Today I was interviewed on Kojo Nnamdi’s radio show about the financial effect on the airlines of the ash-related flight cancellations (if you live in Washington, DC you might know that Kojo is a bit of a local institution, and has an hour-long news show on WAMU, a local NPR station). Here is the link to the interview, apologies in advance for my lack of radio skills (click on the “listen” button).
One thing Kojo (and a call-in listener) were very interested in was the issue of airlines seeking compensation for cancellations, since they were caused by a government-mandated airspace closure. I responded that while European carriers are pressing for this, I don’t think the U.S. carriers will – their line has always been “we’re not looking for handouts, we just want some relief on taxes and fees.”

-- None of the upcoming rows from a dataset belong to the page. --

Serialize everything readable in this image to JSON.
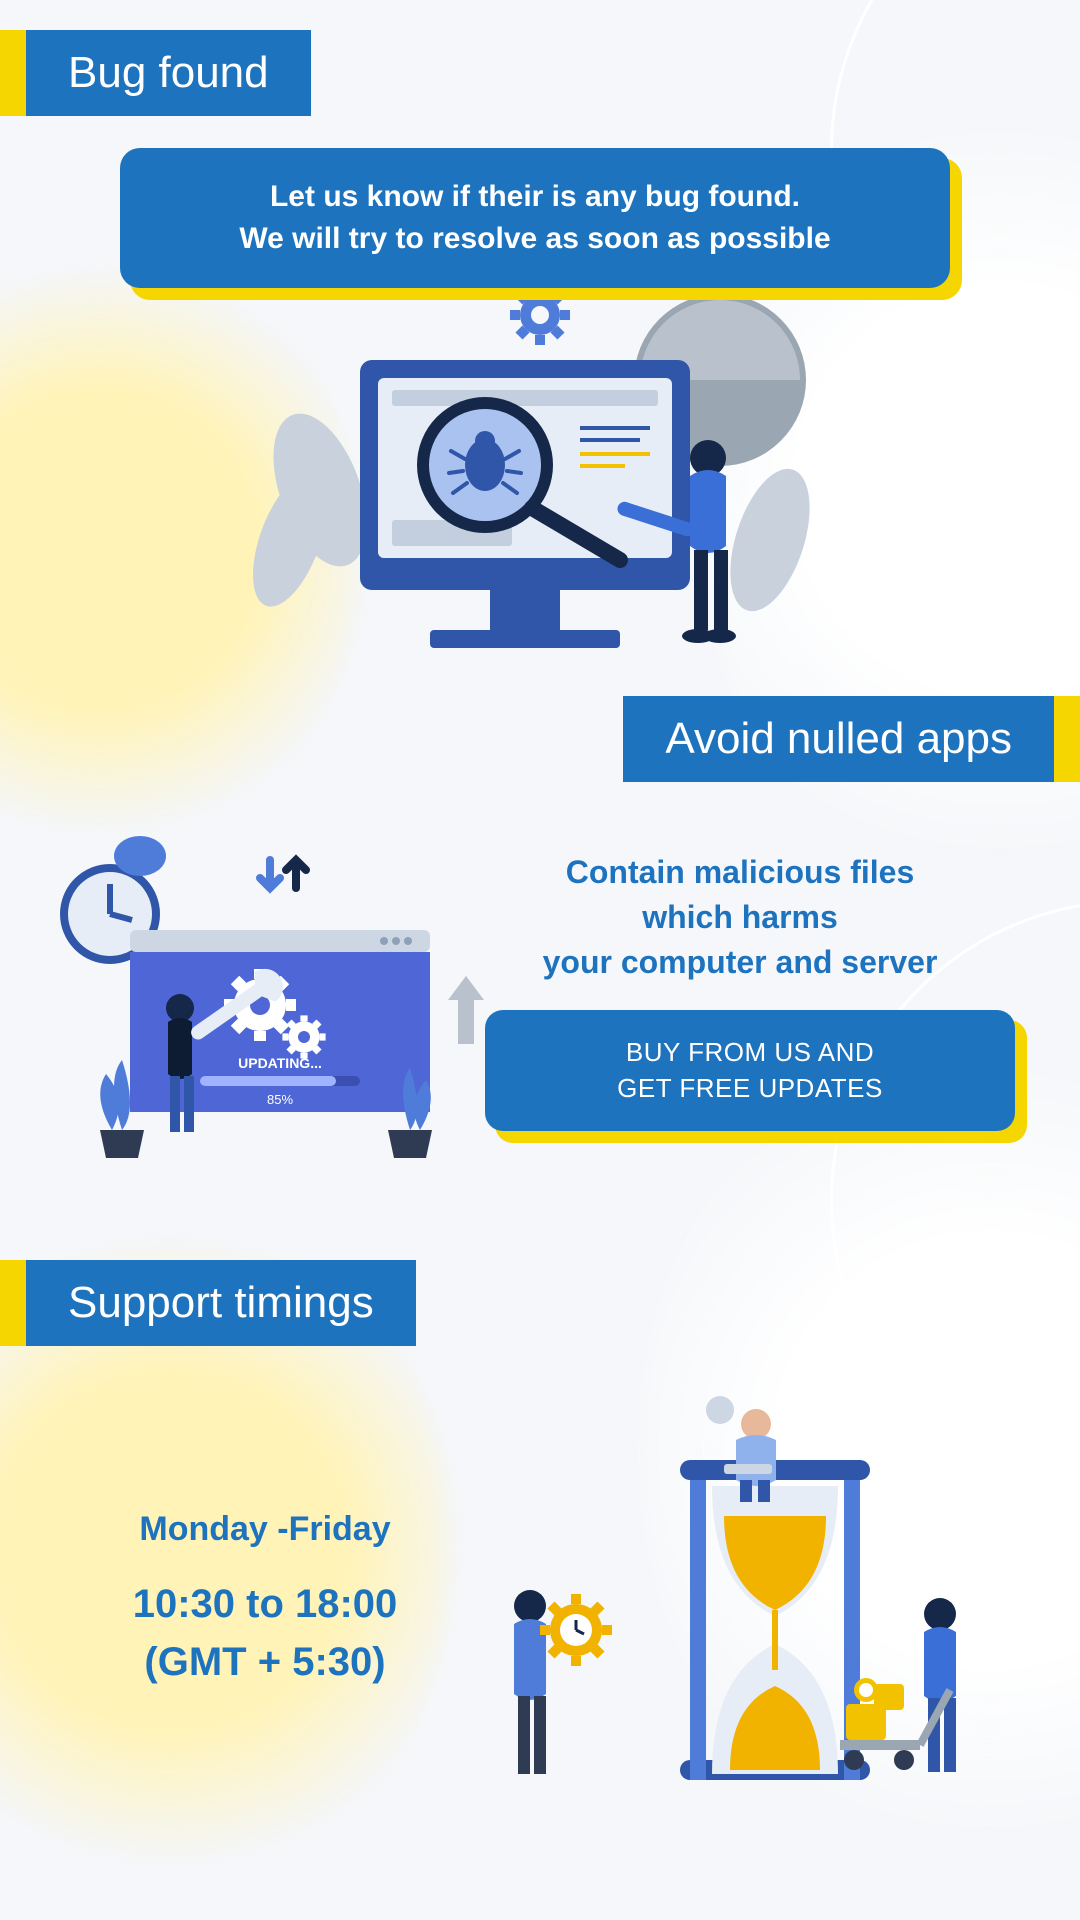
{
  "sections": {
    "bug": {
      "heading": "Bug found",
      "callout_line1": "Let us know if their is any bug found.",
      "callout_line2": "We will try to resolve as soon as possible"
    },
    "nulled": {
      "heading": "Avoid nulled apps",
      "text_line1": "Contain malicious files",
      "text_line2": "which harms",
      "text_line3": "your computer and server",
      "cta_line1": "BUY FROM US AND",
      "cta_line2": "GET FREE UPDATES",
      "illus_updating_label": "UPDATING...",
      "illus_updating_percent": "85%"
    },
    "timings": {
      "heading": "Support timings",
      "days": "Monday -Friday",
      "hours": "10:30 to 18:00",
      "tz": "(GMT + 5:30)"
    }
  },
  "colors": {
    "primary": "#1d73be",
    "accent": "#f5d600"
  }
}
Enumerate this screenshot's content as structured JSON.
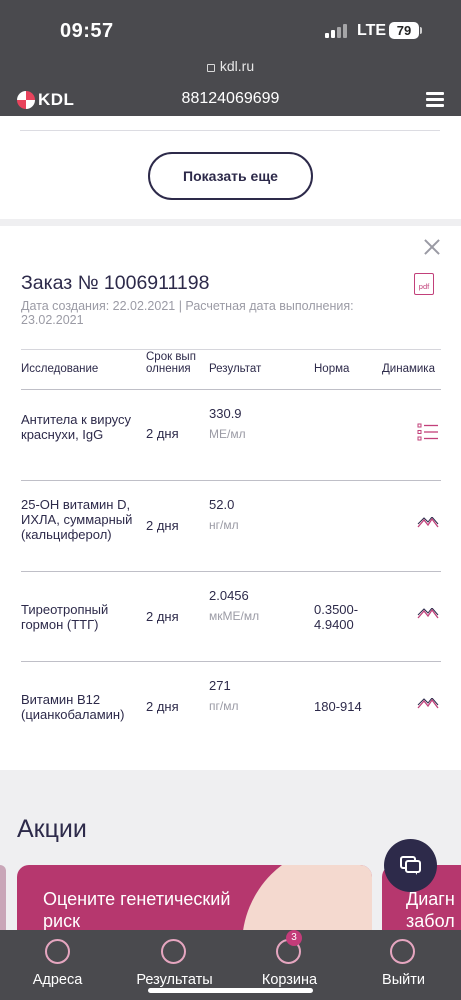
{
  "status_bar": {
    "time": "09:57",
    "network": "LTE",
    "battery": "79"
  },
  "browser": {
    "url": "kdl.ru"
  },
  "header": {
    "logo_text": "KDL",
    "phone": "88124069699"
  },
  "show_more_label": "Показать еще",
  "order": {
    "title": "Заказ № 1006911198",
    "meta": "Дата создания: 22.02.2021 | Расчетная дата выполнения: 23.02.2021",
    "pdf_label": "pdf",
    "columns": {
      "study": "Исследование",
      "term": "Срок выполнения",
      "result": "Результат",
      "norm": "Норма",
      "dynamics": "Динамика"
    },
    "rows": [
      {
        "study": "Антитела к вирусу краснухи, IgG",
        "term": "2 дня",
        "value": "330.9",
        "unit": "МЕ/мл",
        "norm": "",
        "dynamics_icon": "list-icon"
      },
      {
        "study": "25-OH витамин D, ИХЛА, суммарный (кальциферол)",
        "term": "2 дня",
        "value": "52.0",
        "unit": "нг/мл",
        "norm": "",
        "dynamics_icon": "chart-icon"
      },
      {
        "study": "Тиреотропный гормон (ТТГ)",
        "term": "2 дня",
        "value": "2.0456",
        "unit": "мкМЕ/мл",
        "norm": "0.3500-4.9400",
        "dynamics_icon": "chart-icon"
      },
      {
        "study": "Витамин B12 (цианкобаламин)",
        "term": "2 дня",
        "value": "271",
        "unit": "пг/мл",
        "norm": "180-914",
        "dynamics_icon": "chart-icon"
      }
    ]
  },
  "promo": {
    "title": "Акции",
    "card1_text": "Оцените генетический риск",
    "card2_text": "Диагн забол"
  },
  "bottom_nav": {
    "items": [
      {
        "label": "Адреса",
        "icon": "location-icon"
      },
      {
        "label": "Результаты",
        "icon": "results-icon"
      },
      {
        "label": "Корзина",
        "icon": "cart-icon"
      },
      {
        "label": "Выйти",
        "icon": "user-icon"
      }
    ],
    "cart_badge": "3"
  },
  "colors": {
    "dark_bar": "#4a4a4e",
    "brand_dark": "#2d2a4a",
    "accent_pink": "#c2407a",
    "muted_text": "#9b9ba5"
  }
}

However, since then I’ve talked to a few more people and changed my mind a little on this issue. If the European carriers do get some kind of compensation from the EU, I think there is a good chance their U.S. counterparts will also make a claim, either to their own government or the EU. Their losses will be nowhere near as large as those of the European airlines, but they could argue the same principle should apply. In any case, there’s no harm in trying, right?